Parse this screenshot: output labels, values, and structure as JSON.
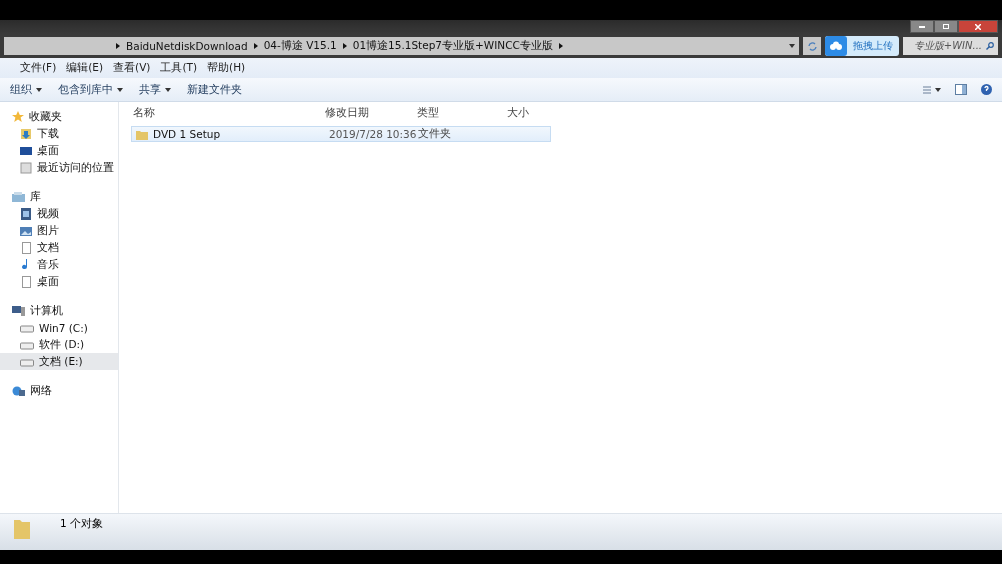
{
  "address_bar": {
    "crumbs": [
      "BaiduNetdiskDownload",
      "04-博途 V15.1",
      "01博途15.1Step7专业版+WINCC专业版"
    ]
  },
  "search": {
    "placeholder": "专业版+WIN..."
  },
  "upload_popup": {
    "label": "拖拽上传"
  },
  "menu": [
    "文件(F)",
    "编辑(E)",
    "查看(V)",
    "工具(T)",
    "帮助(H)"
  ],
  "toolbar": [
    {
      "label": "组织",
      "dropdown": true
    },
    {
      "label": "包含到库中",
      "dropdown": true
    },
    {
      "label": "共享",
      "dropdown": true
    },
    {
      "label": "新建文件夹",
      "dropdown": false
    }
  ],
  "sidebar": {
    "groups": [
      {
        "label": "收藏夹",
        "children": [
          {
            "label": "下载",
            "selected": false
          },
          {
            "label": "桌面",
            "selected": false
          },
          {
            "label": "最近访问的位置",
            "selected": false
          }
        ]
      },
      {
        "label": "库",
        "children": [
          {
            "label": "视频",
            "selected": false
          },
          {
            "label": "图片",
            "selected": false
          },
          {
            "label": "文档",
            "selected": false
          },
          {
            "label": "音乐",
            "selected": false
          },
          {
            "label": "桌面",
            "selected": false
          }
        ]
      },
      {
        "label": "计算机",
        "children": [
          {
            "label": "Win7 (C:)",
            "selected": false
          },
          {
            "label": "软件 (D:)",
            "selected": false
          },
          {
            "label": "文档 (E:)",
            "selected": true
          }
        ]
      },
      {
        "label": "网络"
      }
    ]
  },
  "table": {
    "columns": [
      "名称",
      "修改日期",
      "类型",
      "大小"
    ],
    "rows": [
      {
        "name": "DVD 1 Setup",
        "modified": "2019/7/28 10:36",
        "type": "文件夹",
        "selected": true
      }
    ]
  },
  "status_bar": {
    "text": "1 个对象"
  }
}
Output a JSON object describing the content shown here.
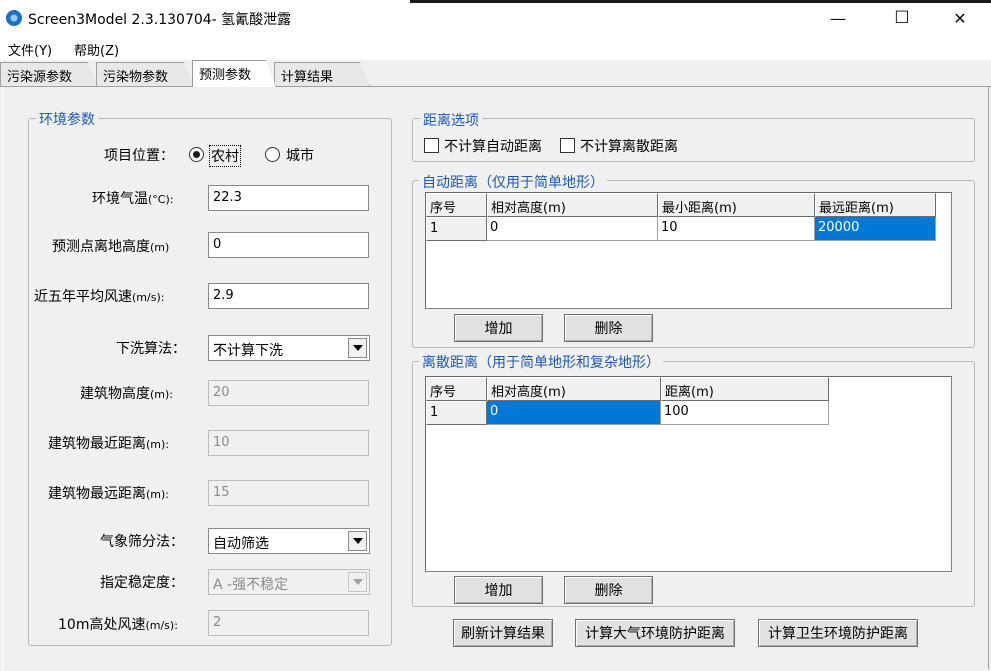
{
  "window": {
    "title": "Screen3Model 2.3.130704- 氢氰酸泄露"
  },
  "window_controls": {
    "minimize": "—",
    "maximize": "☐",
    "close": "✕"
  },
  "menu": [
    {
      "label": "文件(Y)"
    },
    {
      "label": "帮助(Z)"
    }
  ],
  "tabs": [
    {
      "label": "污染源参数"
    },
    {
      "label": "污染物参数"
    },
    {
      "label": "预测参数"
    },
    {
      "label": "计算结果"
    }
  ],
  "active_tab": "预测参数",
  "env_params": {
    "title": "环境参数",
    "location_label": "项目位置：",
    "location_options": [
      {
        "label": "农村",
        "selected": true
      },
      {
        "label": "城市",
        "selected": false
      }
    ],
    "temp_label": "环境气温",
    "temp_unit": "(°C):",
    "temp_value": "22.3",
    "height_label": "预测点离地高度",
    "height_unit": "(m)",
    "height_value": "0",
    "wind_label": "近五年平均风速",
    "wind_unit": "(m/s):",
    "wind_value": "2.9",
    "downwash_label": "下洗算法：",
    "downwash_value": "不计算下洗",
    "bldg_height_label": "建筑物高度",
    "bldg_height_unit": "(m):",
    "bldg_height_value": "20",
    "bldg_near_label": "建筑物最近距离",
    "bldg_near_unit": "(m):",
    "bldg_near_value": "10",
    "bldg_far_label": "建筑物最远距离",
    "bldg_far_unit": "(m):",
    "bldg_far_value": "15",
    "met_label": "气象筛分法：",
    "met_value": "自动筛选",
    "stability_label": "指定稳定度：",
    "stability_value": "A -强不稳定",
    "wind10_label": "10m高处风速",
    "wind10_unit": "(m/s):",
    "wind10_value": "2"
  },
  "distance_options": {
    "title": "距离选项",
    "no_auto_label": "不计算自动距离",
    "no_auto_checked": false,
    "no_discrete_label": "不计算离散距离",
    "no_discrete_checked": false
  },
  "auto_distance": {
    "title": "自动距离（仅用于简单地形）",
    "columns": [
      "序号",
      "相对高度(m)",
      "最小距离(m)",
      "最远距离(m)"
    ],
    "rows": [
      [
        "1",
        "0",
        "10",
        "20000"
      ]
    ],
    "add_label": "增加",
    "delete_label": "删除"
  },
  "discrete_distance": {
    "title": "离散距离（用于简单地形和复杂地形）",
    "columns": [
      "序号",
      "相对高度(m)",
      "距离(m)"
    ],
    "rows": [
      [
        "1",
        "0",
        "100"
      ]
    ],
    "add_label": "增加",
    "delete_label": "删除"
  },
  "bottom_buttons": {
    "refresh": "刷新计算结果",
    "atmos": "计算大气环境防护距离",
    "health": "计算卫生环境防护距离"
  },
  "colors": {
    "accent": "#1c58b5",
    "selection": "#0078d7"
  }
}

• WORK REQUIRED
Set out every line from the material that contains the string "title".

• RESPONSE AREA
    "title": "Screen3Model 2.3.130704- 氢氰酸泄露"
    "title": "环境参数",
    "title": "距离选项",
    "title": "自动距离（仅用于简单地形）",
    "title": "离散距离（用于简单地形和复杂地形）",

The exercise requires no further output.